During one scene, Gaby overhears two girls discussing not eating in order to lose weight for prom. “I don’t want to look like a fat cow!” one girl announces. To this her friend responds stating that no one’s going to look as awful as Gaby. “Can you imagine going to prom pregnant? They’re going to look ridiculous.” The two girls finish their conversation by explaining that they would, “rather be dead than pregnant...it’s the same thing. Your life is over anyway. You have to have brain damage to get pregnant in high school.”

As a viewer, that’s the part that really got me. “You have to have brain damage to get pregnant in high school.” Really? The CDC reported in 2013 that 46.8% of high school students are sexually active. Now, to the parents reading this, don’t roll your eyes. We can all pretend to be naive all we want, but chances are you were sexually active in high school as well. To say that someone is stupid for getting pregnant, in my opinion, is wrong. You could do all the right things-- wear a condom, be on birth control, but you know what? Mistakes happen. What if the condom breaks? What if “the pill” doesn’t pull through? A 92% effectiveness rate is not 100%... I mean, it’s not rocket science. The risk of pregnancy is there.

After Gaby overheard this conversation in the bathroom, she changed her project to not only look at the statistics of pregnancy but the stereotypes that go along with them.

In the movie, there is another character, Tyra, who is also pregnant. Through Gaby’s friendship with Tyra, she learns the real struggle of being a pregnant teenager-- she has to face the struggles of raising a child by herself. Tyra takes Gaby to the Goodwill shop, where she has to shop for maternity clothes. “They should make maternity clothes for teenagers.” Immediately, Gaby responds,”No they shouldn’t!” And I too had the same reaction. But then I thought about it.

What I say next, I have to be really careful with. I don’t want to say teenage pregnancy is wrong, but I also don’t want to say it’s right. As a teenager myself, I know the last thing I could handle right now is pregnancy and eventually caring for another human being. But, if I were to become pregnant and chose to keep my child, I would want some clothes to wear and I bet you would too. The thing is, teenage pregnancy should never be something to strive for, but if a young girl does become pregnant, she shouldn’t be punished by the rest of society for that.

At the end of the movie, Gaby reveals to the student body during an assembly that she is not actually pregnant.

“Stereotype,” she begins, “a generalization usually exaggerated or oversimplified and often offensive that is used to describe or distinguished a group. A stereotype is like a box that people put us in so that they don’t have to deal with the real person.

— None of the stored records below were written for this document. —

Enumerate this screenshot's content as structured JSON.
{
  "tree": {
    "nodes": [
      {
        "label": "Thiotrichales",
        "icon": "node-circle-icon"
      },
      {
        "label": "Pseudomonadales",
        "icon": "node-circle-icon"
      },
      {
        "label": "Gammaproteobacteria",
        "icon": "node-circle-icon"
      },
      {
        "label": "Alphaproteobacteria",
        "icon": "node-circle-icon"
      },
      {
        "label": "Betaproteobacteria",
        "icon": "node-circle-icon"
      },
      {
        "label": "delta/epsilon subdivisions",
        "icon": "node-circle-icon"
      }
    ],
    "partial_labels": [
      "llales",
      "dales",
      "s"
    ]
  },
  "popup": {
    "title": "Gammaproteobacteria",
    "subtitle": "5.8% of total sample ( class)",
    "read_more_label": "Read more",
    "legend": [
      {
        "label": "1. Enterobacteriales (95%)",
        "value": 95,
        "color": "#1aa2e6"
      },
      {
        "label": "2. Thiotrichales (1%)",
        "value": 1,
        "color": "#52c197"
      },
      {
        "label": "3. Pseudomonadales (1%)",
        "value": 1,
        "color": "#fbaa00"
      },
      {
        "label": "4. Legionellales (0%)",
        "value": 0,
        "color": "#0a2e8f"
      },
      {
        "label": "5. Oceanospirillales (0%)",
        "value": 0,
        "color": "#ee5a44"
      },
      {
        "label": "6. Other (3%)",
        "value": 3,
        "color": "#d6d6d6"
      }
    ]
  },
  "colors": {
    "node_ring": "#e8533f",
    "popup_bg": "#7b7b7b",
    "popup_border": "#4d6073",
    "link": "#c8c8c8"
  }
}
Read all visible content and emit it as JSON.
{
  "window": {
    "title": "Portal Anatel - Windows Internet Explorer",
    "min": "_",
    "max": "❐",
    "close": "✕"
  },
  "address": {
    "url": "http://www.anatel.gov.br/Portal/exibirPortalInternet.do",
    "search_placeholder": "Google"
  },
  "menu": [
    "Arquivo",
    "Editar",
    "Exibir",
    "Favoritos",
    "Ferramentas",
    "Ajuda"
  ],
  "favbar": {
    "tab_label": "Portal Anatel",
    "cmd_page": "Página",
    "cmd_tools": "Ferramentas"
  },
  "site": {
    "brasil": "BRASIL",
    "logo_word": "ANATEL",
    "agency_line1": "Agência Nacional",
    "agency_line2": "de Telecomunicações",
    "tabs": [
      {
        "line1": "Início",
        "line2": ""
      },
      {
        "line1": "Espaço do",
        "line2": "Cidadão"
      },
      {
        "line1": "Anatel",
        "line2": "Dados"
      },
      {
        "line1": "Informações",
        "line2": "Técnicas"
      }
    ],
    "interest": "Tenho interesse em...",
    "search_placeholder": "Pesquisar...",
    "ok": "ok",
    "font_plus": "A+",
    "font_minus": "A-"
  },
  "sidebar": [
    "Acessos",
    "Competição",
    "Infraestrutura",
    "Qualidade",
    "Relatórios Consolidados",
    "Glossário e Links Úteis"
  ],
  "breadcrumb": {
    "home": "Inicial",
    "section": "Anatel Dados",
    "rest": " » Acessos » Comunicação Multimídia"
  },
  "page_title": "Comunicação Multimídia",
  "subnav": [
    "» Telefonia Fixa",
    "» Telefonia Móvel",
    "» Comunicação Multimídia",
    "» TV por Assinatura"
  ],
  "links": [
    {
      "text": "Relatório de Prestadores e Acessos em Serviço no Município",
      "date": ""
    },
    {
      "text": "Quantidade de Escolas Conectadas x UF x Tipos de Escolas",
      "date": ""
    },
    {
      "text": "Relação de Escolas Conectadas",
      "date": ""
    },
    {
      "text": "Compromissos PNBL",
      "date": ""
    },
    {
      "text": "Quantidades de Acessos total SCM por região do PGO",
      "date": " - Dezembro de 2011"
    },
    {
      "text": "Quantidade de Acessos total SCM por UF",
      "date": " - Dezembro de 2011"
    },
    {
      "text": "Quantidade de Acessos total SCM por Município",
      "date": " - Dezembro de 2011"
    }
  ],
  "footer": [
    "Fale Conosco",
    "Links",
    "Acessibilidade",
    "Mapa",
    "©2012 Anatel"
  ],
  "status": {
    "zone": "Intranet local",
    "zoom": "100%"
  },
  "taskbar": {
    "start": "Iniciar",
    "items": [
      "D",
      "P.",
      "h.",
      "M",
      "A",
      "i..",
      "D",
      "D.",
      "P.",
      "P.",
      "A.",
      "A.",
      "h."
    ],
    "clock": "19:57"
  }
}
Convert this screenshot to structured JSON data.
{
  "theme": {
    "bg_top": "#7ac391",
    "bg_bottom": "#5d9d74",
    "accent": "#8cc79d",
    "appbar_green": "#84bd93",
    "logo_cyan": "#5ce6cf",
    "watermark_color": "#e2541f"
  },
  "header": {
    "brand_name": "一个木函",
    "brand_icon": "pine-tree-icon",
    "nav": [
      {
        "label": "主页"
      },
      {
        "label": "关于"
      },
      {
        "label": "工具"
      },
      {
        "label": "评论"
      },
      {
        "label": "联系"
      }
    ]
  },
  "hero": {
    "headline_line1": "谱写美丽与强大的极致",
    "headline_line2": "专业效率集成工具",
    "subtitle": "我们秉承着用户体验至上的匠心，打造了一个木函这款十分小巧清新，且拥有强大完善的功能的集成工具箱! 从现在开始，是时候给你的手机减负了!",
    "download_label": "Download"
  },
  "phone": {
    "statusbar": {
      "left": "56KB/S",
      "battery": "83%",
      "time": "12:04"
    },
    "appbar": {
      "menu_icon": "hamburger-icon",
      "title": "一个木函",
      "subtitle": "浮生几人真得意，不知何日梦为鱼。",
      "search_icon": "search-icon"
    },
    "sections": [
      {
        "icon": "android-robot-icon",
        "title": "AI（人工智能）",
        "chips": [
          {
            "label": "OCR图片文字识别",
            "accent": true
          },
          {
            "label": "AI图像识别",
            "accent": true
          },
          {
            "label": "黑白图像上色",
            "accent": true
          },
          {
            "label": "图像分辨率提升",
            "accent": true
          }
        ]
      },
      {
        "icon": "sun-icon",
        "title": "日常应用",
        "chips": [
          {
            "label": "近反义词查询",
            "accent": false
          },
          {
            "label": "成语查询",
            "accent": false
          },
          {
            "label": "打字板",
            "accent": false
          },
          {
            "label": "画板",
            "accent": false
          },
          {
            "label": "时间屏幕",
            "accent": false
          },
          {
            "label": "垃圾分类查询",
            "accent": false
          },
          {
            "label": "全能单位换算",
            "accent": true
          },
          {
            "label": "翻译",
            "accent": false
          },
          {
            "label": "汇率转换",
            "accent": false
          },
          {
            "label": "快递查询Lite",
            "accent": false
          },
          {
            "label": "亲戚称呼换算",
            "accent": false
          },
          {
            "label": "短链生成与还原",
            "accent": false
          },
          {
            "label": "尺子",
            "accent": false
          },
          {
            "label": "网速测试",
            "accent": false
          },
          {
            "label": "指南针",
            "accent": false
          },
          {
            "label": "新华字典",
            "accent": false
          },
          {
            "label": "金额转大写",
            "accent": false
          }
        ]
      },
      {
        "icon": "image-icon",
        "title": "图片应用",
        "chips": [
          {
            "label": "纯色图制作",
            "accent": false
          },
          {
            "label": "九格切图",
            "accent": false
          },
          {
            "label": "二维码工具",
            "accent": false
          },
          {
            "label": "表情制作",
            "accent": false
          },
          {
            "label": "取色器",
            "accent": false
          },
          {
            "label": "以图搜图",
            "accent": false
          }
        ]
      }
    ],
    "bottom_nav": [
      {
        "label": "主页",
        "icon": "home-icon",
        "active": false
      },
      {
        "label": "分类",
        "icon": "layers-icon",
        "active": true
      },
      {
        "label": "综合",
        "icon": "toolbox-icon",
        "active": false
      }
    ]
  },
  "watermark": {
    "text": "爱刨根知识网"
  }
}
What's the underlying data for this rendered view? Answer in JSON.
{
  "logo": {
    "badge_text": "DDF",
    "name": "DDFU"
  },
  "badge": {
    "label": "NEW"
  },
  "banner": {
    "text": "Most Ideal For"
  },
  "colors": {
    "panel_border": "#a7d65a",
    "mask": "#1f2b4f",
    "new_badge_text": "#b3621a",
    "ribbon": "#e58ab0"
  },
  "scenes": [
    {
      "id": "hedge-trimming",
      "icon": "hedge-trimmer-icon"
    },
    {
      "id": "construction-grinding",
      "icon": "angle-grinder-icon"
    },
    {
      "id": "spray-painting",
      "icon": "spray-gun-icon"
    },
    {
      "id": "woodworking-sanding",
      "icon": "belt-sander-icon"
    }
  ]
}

We shouldn’t slap labels on people and make them disappear into little boxes.”

As Gaby states, “I know that getting pregnant young is not the best thing…” But to punish a young girl who is already facing probably one of the toughest moments in her life isn’t okay. To tell a young girl who has hopes and aspirations that she is stupid and might as well give up on her future is wrong. If someone tells you something enough, you begin to believe it yourself. If you are told enough times that you’ll never go to college, chances are you’ll never go to college. Society needs to stop seeing pregnant teenage girls as pregnant and start seeing them as teenage girls and more so, as human beings. 

Photo Sources: 1, 2, 3
Sources: 1, 2, 3